**Directions for this task:** Only a number is wanted: how many lines of the entries include the string "Increase"?

**Data supplied:**
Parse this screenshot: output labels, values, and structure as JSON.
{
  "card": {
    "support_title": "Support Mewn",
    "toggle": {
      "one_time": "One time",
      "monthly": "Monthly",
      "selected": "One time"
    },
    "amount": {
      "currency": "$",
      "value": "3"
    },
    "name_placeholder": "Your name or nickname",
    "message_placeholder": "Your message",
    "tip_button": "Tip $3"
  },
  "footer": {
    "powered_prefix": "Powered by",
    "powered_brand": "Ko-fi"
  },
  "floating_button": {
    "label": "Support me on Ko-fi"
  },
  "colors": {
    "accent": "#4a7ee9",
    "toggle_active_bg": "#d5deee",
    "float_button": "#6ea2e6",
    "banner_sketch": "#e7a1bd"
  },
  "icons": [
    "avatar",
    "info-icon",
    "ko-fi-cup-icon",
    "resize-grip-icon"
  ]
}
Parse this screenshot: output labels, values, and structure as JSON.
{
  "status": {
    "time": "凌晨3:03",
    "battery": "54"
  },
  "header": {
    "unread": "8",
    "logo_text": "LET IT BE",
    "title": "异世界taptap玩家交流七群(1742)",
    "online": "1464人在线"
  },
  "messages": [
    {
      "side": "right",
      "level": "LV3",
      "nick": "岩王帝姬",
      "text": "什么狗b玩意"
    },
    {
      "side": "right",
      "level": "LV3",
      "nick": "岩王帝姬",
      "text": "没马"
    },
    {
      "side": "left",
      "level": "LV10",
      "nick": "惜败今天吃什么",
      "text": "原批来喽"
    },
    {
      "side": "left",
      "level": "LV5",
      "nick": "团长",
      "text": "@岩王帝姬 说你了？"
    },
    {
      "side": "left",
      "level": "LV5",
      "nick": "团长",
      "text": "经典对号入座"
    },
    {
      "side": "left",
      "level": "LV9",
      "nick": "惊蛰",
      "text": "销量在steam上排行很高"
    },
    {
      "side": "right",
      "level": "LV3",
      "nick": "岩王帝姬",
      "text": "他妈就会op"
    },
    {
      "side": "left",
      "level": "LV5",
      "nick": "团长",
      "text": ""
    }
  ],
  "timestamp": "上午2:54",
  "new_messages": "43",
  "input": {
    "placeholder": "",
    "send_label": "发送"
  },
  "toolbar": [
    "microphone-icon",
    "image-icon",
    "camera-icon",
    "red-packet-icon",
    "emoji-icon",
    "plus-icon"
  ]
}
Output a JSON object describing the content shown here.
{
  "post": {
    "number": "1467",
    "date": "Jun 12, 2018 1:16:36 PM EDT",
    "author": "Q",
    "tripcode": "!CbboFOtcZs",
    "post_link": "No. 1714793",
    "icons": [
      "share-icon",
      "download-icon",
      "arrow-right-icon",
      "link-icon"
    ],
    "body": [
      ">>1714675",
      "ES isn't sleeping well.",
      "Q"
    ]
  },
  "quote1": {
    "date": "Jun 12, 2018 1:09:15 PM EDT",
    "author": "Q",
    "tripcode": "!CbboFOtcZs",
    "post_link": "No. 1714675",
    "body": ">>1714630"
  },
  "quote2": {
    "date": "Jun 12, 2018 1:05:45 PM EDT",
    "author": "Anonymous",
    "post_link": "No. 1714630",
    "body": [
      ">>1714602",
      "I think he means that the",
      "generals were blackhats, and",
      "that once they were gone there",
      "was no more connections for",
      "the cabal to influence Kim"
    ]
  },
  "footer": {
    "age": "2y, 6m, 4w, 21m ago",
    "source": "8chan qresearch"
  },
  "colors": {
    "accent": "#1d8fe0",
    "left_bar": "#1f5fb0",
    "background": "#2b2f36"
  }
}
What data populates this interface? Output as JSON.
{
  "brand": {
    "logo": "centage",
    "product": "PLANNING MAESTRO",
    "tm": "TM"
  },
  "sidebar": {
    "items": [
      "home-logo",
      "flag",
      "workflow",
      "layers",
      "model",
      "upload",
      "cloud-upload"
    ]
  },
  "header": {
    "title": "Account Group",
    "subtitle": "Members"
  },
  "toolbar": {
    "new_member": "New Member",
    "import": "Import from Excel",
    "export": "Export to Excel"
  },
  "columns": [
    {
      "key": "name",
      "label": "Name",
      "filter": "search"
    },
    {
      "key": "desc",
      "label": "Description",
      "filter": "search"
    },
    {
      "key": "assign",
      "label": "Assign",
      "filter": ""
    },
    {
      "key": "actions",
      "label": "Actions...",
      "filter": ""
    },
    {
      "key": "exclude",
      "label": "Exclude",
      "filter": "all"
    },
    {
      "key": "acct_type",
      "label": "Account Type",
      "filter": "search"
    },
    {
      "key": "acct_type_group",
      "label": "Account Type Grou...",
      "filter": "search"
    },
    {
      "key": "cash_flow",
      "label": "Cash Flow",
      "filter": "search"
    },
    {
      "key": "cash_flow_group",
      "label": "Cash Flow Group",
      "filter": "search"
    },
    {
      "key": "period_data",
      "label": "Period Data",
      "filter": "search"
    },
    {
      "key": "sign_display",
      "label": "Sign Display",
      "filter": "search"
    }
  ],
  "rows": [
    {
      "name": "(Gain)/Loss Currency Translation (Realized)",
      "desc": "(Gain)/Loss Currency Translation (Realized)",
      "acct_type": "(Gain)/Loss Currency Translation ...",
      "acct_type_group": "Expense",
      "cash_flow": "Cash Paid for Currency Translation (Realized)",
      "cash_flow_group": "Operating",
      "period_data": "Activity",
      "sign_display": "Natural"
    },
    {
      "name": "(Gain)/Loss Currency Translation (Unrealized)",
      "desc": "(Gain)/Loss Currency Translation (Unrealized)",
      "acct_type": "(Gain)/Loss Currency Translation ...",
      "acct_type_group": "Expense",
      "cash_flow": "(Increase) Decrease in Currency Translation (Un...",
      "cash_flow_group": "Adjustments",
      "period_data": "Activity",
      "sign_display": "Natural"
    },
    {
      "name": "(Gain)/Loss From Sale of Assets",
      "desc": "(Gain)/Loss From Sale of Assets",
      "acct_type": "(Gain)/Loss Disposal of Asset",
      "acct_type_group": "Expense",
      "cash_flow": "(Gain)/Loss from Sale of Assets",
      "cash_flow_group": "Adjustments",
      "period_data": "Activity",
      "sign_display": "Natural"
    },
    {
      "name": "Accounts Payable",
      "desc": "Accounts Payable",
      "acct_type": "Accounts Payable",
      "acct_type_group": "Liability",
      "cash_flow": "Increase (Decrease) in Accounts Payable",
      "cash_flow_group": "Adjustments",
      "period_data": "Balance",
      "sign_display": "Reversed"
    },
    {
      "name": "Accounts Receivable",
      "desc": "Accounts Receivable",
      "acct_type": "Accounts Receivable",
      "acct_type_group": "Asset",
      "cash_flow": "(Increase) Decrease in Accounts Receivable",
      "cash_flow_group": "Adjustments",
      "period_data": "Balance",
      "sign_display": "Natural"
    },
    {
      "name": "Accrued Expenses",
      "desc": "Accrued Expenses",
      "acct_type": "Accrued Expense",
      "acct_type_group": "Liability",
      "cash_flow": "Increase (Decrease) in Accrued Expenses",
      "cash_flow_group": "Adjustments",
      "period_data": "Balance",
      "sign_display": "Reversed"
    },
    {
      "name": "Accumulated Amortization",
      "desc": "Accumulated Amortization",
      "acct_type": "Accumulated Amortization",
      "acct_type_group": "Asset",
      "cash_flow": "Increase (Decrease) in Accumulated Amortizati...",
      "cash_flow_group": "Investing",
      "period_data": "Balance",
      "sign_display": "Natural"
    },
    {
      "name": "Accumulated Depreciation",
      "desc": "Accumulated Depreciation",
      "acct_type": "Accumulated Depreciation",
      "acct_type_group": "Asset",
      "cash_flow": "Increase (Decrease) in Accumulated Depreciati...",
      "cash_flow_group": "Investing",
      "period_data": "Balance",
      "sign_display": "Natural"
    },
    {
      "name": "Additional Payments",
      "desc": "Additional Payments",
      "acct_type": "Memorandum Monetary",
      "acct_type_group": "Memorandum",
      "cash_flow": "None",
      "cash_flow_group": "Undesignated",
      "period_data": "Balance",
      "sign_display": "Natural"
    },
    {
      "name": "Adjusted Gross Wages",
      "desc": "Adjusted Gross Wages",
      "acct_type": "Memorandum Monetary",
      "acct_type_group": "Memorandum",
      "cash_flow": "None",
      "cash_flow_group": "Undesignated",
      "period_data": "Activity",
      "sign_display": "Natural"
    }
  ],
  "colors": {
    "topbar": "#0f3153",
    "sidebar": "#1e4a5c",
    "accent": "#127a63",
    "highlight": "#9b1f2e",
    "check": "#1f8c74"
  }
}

**Exercise output:** 6